Tears sprang up in Márta’s eyes. She was so proud of her girls.
Simone flew from Houston to Rio with her team a few weeks before the Olympics. This would allow them to adjust to the time change and get extra practice time in.
Before leaving, Simone left her family a note: I love you. I’m going to make you proud.
The Olympic village in Rio was incredible! There was a big pool and sleek work out rooms. There was even a 24-hour cafe that served everything you could ever want.
Finally, it was time for Simone to compete.
It’s just like practice, Simone told herself. Breathe. Do your best.
“You’ve got this, Simone!” she heard her mom shout from the stands.
VONN Simone smiled and assumed her position. She wore a red, white, and blue patriotic leotard with sheer, sparkly sleeves and a huge smile on her face. Her adrenaline was pumping furiously. She performed the Amanar vault the best that she could, but she didn’t stick the landing. That didn’t stop her from claiming first place.
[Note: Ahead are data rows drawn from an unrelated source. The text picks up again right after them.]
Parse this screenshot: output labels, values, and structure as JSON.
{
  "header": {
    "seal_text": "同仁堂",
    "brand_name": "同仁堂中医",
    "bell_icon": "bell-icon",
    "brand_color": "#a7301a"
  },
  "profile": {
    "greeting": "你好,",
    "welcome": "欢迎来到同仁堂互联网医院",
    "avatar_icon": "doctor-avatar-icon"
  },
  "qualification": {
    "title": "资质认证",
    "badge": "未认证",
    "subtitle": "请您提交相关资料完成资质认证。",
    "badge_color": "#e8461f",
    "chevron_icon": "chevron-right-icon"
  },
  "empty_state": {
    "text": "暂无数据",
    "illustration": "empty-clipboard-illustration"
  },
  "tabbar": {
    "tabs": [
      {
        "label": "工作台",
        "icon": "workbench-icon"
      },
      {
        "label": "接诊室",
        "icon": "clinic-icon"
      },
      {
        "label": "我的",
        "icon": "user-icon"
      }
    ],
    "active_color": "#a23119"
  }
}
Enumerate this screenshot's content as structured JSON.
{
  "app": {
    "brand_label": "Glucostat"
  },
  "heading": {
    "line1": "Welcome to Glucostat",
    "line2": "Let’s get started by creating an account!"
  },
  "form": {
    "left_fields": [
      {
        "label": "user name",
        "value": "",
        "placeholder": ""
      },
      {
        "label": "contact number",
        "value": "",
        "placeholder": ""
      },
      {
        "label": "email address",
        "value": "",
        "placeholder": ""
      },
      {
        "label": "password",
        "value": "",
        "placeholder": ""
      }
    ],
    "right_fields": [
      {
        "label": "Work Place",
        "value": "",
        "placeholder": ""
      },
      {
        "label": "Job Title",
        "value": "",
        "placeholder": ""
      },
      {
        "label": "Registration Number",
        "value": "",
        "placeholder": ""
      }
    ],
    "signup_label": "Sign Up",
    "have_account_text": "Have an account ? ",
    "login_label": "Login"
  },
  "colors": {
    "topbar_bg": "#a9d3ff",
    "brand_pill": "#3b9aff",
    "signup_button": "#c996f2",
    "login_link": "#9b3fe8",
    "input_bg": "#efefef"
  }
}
Next it was time for her uneven bars routine. Simone flowed through her entire performance. Bars had never been her strength, but she was confident. When Simone saw the scores, she realized that she’d earned a lower score than she had hoped for. This put her behind the leader.
That was okay. Simone would shake it off and keep going.
Simone’s beam routine was next. She connected everything smoothly, feeling a rush of pride as she stuck the landing beautifully.
Her score put her back in the lead for the gold.
This was it. Her final routine. The crowd around her clapped and cheered as she started her floor performance. Simone confidently flipped and somersaulted across the mat, nailing each of her tumbling passes.
When it was all over, Simone heard the crowd erupt joyously before she caught sight of the scoreboard.
Simone Biles had won Olympic gold.
VONN In the stands, her mother and sister immediately began sobbing. Her father hugged them. They were so proud of Simone. Simone had made so many sacrifices that led her to the Olympics, but she wouldn’t have arrived without her family’s support. She valued them above anything else.
By pushing through her physical and mental struggles, Simone demonstrated that anything was possible. She was now the first black gymnast to win five all-around titles. With her strength and determination, Simone had made history.